Reverse psychology, we’ve all heard of it. Formerly a way to get your husband to attend the Chicago Ballet or to get your two-year old to eat her vegetables, now a marketing gold mine. In a world where we’re constantly pushed to “buy this”, “eat here”, “do that”, it’s refreshing to hear the exact opposite. We all love to embrace the bad-assery of not following the rules, so when a marketer encourages consumers to “please don’t buy this”, you bet we’re going to—after all, aren’t you reading this article after I told you not to? A couple brands have fully embraced this approach and have really gotten people’s attention with their outlandish campaigns, and in the end accomplished what they set out to do, get people talking.
Dr. Pepper’s “Not for Women” campaign blatantly discourages women from drinking this diet soda, even though the diet soda market is saturated with calorie-watching ladies. Watching these ads, it seems that Dr. Pepper is attempting to jumpstart the men’s diet soda market that has been largely absent. However, in doing so, the brand may have actually sold directly to women using reverse psychology. Women hate to hear that only men are able to do something, whether it’s politics or a ten-calorie refreshment, the principle remains. So when women hear that this drink is definitely not for them, of course they will drink it (and blog about their triumph in the face of Dr. Pepper’s sexism).
In a not-so-obvious ruse, Leo Burnett helped save the Troy Public Library, with, you guessed it, reverse psychology. The clever campaign distributed lawn signs that read “Vote to close Troy library: Book burning party August 5th”. A related Facebook page was designed with book burning party details—I’m assuming it was BYOB (bring your own book). The residents of Troy, Michigan became so disgusted with these seemingly devilish book burners that they used Facebook to rally the community to vote “yes” for the modest tax increase.
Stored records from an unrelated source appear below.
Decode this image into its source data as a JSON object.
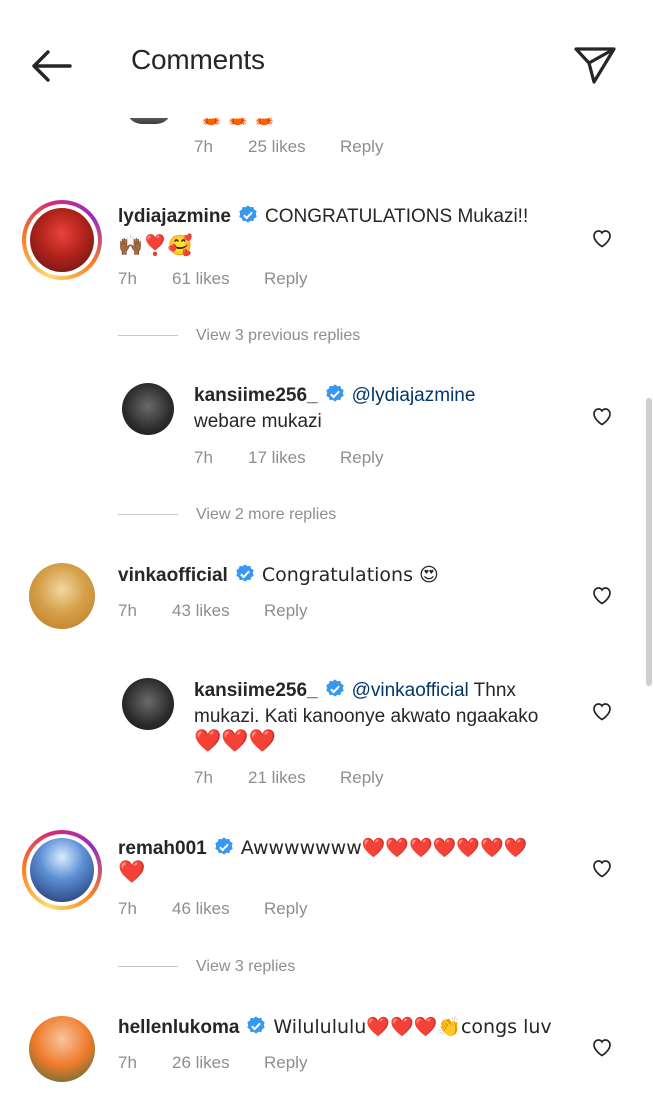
{
  "header": {
    "title": "Comments"
  },
  "top_partial": {
    "emoji": "🦀🦀🦀",
    "time": "7h",
    "likes": "25 likes",
    "reply": "Reply"
  },
  "comments": [
    {
      "username": "lydiajazmine",
      "text": "CONGRATULATIONS Mukazi!!",
      "text2": "🙌🏾❣️🥰",
      "time": "7h",
      "likes": "61 likes",
      "reply": "Reply",
      "view_replies": "View 3 previous replies",
      "replies": [
        {
          "username": "kansiime256_",
          "mention": "@lydiajazmine",
          "text": "",
          "text2": "webare mukazi",
          "time": "7h",
          "likes": "17 likes",
          "reply": "Reply"
        }
      ],
      "view_more": "View 2 more replies"
    },
    {
      "username": "vinkaofficial",
      "text": "Congratulations 😍",
      "time": "7h",
      "likes": "43 likes",
      "reply": "Reply",
      "replies": [
        {
          "username": "kansiime256_",
          "mention": "@vinkaofficial",
          "text": " Thnx",
          "text2": "mukazi. Kati kanoonye akwato ngaakako",
          "text3": "❤️❤️❤️",
          "time": "7h",
          "likes": "21 likes",
          "reply": "Reply"
        }
      ]
    },
    {
      "username": "remah001",
      "text": "Awwwwwww❤️❤️❤️❤️❤️❤️❤️",
      "text2": "❤️",
      "time": "7h",
      "likes": "46 likes",
      "reply": "Reply",
      "view_replies": "View 3 replies"
    },
    {
      "username": "hellenlukoma",
      "text": "Wilulululu❤️❤️❤️👏congs luv",
      "time": "7h",
      "likes": "26 likes",
      "reply": "Reply"
    }
  ],
  "colors": {
    "verified": "#3897f0",
    "meta": "#8e8e8e",
    "mention": "#00376b"
  },
  "icons": [
    "back-arrow-icon",
    "send-icon",
    "verified-icon",
    "heart-outline-icon"
  ]
}
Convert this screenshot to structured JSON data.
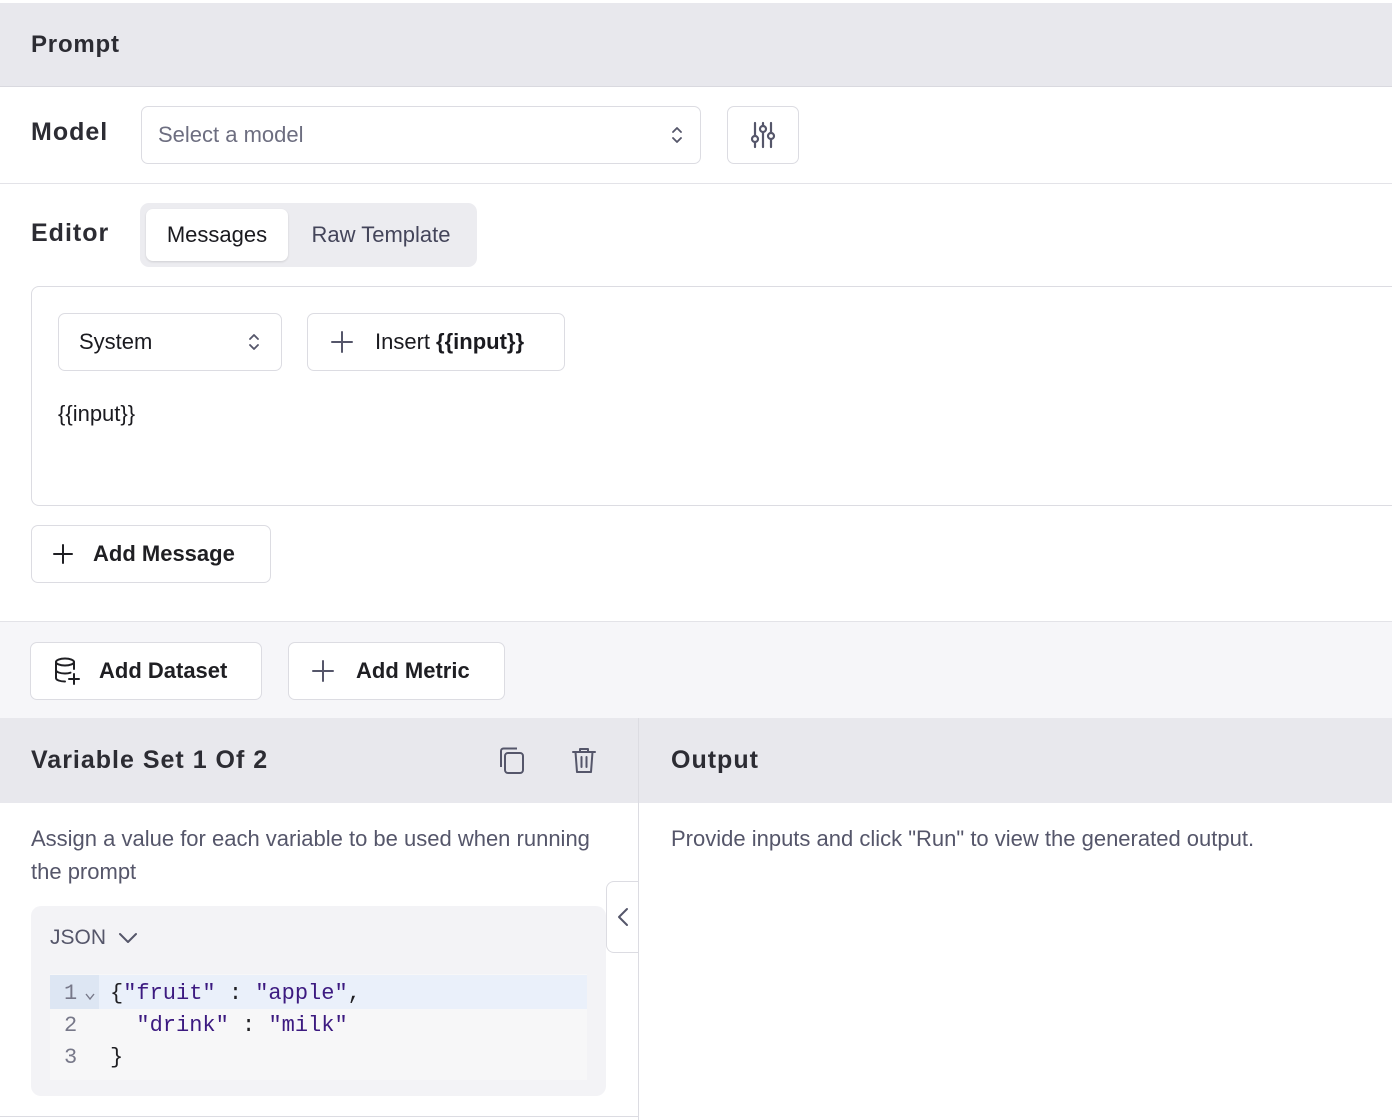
{
  "prompt_header": {
    "title": "Prompt"
  },
  "model": {
    "label": "Model",
    "select_placeholder": "Select a model",
    "settings_icon": "sliders-icon"
  },
  "editor": {
    "label": "Editor",
    "tabs": [
      {
        "label": "Messages",
        "active": true
      },
      {
        "label": "Raw Template",
        "active": false
      }
    ]
  },
  "message": {
    "role": "System",
    "insert_prefix": "Insert",
    "insert_variable": "{{input}}",
    "content": "{{input}}"
  },
  "add_message": {
    "label": "Add Message"
  },
  "toolbar": {
    "add_dataset": "Add Dataset",
    "add_metric": "Add Metric"
  },
  "variables": {
    "title": "Variable Set 1 Of 2",
    "description": "Assign a value for each variable to be used when running the prompt",
    "format": "JSON",
    "code_lines": [
      {
        "num": "1",
        "text": "{\"fruit\" : \"apple\","
      },
      {
        "num": "2",
        "text": "  \"drink\" : \"milk\""
      },
      {
        "num": "3",
        "text": "}"
      }
    ]
  },
  "output": {
    "title": "Output",
    "placeholder": "Provide inputs and click \"Run\" to view the generated output."
  },
  "colors": {
    "header_bg": "#e8e8ed",
    "toolbar_bg": "#f6f6f9",
    "border": "#dcdce2",
    "muted_text": "#55566a",
    "code_string": "#3c1a80",
    "active_line": "#eaf0fa"
  }
}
Patagonia’s Cyber Monday crusade used a more subtle approach to building brand affinity. The message was clear “Don’t buy this jacket”, but its effect was more complex. The brand explained, “Patagonia wants to be in business for a good long time – and leave a world inhabitable for our kids – we want to do the opposite of every other business today. We ask you to buy less and to reflect before you spend a dime on this jacket or anything else”. Asking consumers to reflect on the culture of spending and refrain from purchasing on Cyber Monday seems like it would be a lethal blow to Patagonia’s profit on such an important shopping day, but it accomplishes something more important, building the sentiment that Patagonia really cares about our world. With this message in mind, people will prefer Patagonia over their competitors when it comes time to purchase that new winter fleece.
Reverse psychology is catching on and making a splash in markets saturated with pro-product content. But even with this backwards approach seeing great success, I’ll be the first to admit, I still won’t try Miracle Whip.
Photo credit: Psychology Pictures